Do you suppose spring is just around the corner? There are a few signs that give us hope. Yesterday, as a bush rabbit dashed across the road in front of me I noticed his coat. No, it wasn’t a blue jacket with brass buttons, as Beatrix Potter famously depicted in her stories of Peter, but I did glimpse a few brown patches across his back before he scurried under a thick caragana hedge.
Another hint spring is on the way is calving has begun in earnest here on the farm, as I’m sure it has across the prairies. It’s a busy and exhausting time of year for folks who raise cattle, with many sleepless nights ahead. Dad and Bill keep careful records and have a fair idea who will calve and when, but there are always a few surprises and sad losses along with the thrill of new life.
One evening last week I walked through the door of the farmhouse, balancing two plates on my arm. For the past few years I’ve either taken supper over to my deserving father, or he trods across the creek to enjoy a meal with us.
As a small aside, it may be noted dad is running a pretty good racket in connection to this daily event. After morning chores he has no concern over lunch preparation. He merely washes up and turns an eager eye toward the kitchen at Bill’s house in anticipation of a fine midday meal. Likewise, I provide the aforementioned hot supper. Once, I caught him surreptitiously explaining the situation to a neighbour.
“Boy I tell you what, it’s a great deal,” he exclaimed, leaning back in his chair with a pleased grin. Then, rubbing his hands together with invisible soap, he continued, “I’ve cut my grocery bill by almost 80 per cent!”
But, back to my story.
As I stood on the carpet kicking off my boots, a sudden movement caught my eye. There on a blanket by the heater lay a small white calf. It had been born during the night and wasn’t doing well, so dad and Bill carried him inside to warm up and have a chance at life. They’d briskly rubbed him with an old towel to help dry him off and encourage blood flow, then gotten a dose of colostrum (the important first milk mother provides) into his stomach.
Sadly, it hadn’t made much difference. As I set my dishes on the table my heart went out to the little guy. Ultimately, he didn’t make it.
During our last blizzard, a cow began to calve while she was out eating with the others. Unbeknownst to anyone, this nutty cow left the group, cleared a nearby barbed wire fence and struck out toward a thick bluff. Unfortunately, this search for privacy would cost everyone dearly as she gave birth to a set of twins in the swirling snow. Both perished in the deep drifts. Shaking his head that evening, Bill announced her fate; a one-way trip to the stockyard.

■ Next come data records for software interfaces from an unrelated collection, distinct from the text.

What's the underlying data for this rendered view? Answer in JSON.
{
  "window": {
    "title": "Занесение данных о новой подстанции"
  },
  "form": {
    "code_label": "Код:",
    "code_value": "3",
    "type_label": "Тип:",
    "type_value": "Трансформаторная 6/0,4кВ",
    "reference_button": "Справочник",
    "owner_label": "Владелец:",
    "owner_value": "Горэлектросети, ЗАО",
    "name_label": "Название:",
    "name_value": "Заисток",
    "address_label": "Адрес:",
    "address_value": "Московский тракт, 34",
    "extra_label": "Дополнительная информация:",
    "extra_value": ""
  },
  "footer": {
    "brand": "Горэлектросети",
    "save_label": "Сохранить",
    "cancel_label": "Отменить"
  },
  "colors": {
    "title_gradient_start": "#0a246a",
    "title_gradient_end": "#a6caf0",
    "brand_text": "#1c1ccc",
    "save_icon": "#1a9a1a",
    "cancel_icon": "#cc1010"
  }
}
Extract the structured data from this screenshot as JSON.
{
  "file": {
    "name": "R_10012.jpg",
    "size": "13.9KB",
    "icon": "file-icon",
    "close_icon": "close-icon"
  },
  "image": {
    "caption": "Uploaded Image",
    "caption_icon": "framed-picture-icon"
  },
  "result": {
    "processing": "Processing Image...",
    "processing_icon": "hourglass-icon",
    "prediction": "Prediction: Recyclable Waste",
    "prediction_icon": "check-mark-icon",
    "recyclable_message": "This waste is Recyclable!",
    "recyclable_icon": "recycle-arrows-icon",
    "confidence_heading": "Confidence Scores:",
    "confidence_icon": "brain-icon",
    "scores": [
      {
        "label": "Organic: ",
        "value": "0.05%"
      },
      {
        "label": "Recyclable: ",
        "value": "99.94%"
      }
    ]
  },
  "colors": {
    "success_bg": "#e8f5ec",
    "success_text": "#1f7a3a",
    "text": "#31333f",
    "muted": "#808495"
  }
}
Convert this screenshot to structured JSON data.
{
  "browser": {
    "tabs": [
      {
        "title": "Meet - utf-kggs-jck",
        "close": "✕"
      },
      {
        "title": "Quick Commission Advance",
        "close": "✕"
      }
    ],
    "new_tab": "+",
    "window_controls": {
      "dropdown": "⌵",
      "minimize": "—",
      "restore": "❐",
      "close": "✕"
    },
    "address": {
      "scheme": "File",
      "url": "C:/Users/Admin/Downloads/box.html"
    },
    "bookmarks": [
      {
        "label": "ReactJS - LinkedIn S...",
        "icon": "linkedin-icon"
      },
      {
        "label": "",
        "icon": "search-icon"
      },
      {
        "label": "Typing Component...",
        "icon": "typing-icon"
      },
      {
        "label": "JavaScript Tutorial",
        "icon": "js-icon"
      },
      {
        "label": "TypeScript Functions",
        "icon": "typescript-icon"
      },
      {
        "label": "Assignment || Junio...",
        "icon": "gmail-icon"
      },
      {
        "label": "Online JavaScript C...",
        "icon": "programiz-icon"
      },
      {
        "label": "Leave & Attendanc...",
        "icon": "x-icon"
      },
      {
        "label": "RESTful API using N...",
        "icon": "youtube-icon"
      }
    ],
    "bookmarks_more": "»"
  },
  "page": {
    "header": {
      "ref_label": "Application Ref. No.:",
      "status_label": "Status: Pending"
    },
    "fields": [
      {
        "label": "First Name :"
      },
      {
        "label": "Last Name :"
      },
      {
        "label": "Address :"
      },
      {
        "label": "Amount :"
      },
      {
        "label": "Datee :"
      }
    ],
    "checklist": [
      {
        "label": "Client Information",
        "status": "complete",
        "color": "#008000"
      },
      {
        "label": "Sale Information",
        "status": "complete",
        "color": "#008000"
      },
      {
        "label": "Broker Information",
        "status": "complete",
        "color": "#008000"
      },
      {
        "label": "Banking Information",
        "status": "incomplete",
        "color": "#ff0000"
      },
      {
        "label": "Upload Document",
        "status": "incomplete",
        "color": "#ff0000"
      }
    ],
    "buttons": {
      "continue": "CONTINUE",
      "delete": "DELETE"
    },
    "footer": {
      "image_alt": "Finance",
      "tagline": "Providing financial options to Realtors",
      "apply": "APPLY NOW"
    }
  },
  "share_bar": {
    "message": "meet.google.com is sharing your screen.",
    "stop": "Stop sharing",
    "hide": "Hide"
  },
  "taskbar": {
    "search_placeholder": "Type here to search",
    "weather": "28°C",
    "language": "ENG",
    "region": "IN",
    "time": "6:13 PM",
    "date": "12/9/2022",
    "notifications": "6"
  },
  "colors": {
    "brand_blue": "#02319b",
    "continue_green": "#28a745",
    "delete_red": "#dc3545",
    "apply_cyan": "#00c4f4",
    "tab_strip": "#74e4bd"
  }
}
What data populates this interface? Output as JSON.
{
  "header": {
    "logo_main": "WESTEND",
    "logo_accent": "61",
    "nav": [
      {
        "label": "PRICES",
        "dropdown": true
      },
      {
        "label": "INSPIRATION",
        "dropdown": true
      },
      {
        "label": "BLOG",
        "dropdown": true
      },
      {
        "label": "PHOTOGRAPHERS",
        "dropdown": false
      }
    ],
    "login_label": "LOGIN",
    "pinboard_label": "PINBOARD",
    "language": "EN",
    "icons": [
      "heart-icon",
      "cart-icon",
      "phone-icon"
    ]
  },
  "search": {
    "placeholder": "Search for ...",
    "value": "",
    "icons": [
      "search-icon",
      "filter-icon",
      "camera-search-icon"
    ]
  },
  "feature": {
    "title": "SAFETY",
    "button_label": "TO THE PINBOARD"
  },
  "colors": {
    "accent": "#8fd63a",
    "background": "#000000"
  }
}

Two days later the oldest cow in the herd also had twins. She was a bit wiser however, and made herself comfortable in the deep bed of greenfeed Bill had laid out that morning. Sadly though, she singled out only one calf to care for and butted the other one away.
Repeatedly it tottered unsteadily to her side only to be knocked down by her huge swinging head or kicked aside. Eventually the calf, worn-out from struggling, flopped to the ground and gave up.
Amazingly, a pair of watchful eyes had been following this turn of events with interest. The bereaved cow (from two days ago) picked her way toward the small unwanted calf lying in the straw. She sniffed him over carefully, then commenced a thorough licking, head to tail. He accepted these attentions gratefully before standing and making his way to her udder for much needed nourishment. They’ve been inseparable ever since; her life sentence pardoned.
My grandson Kayden and I stood together in the barn as I told him these cattle stories of both delight and disappointment. It’s an exciting time to visit the farm. He helped great-grandpa bottle-feed a young calf, took oats to the horses and despite wrinkling his nose a little at the “smell” in the barnyard, enjoyed being part of life on the farm in springtime.
At least – we can always hope spring is on its way.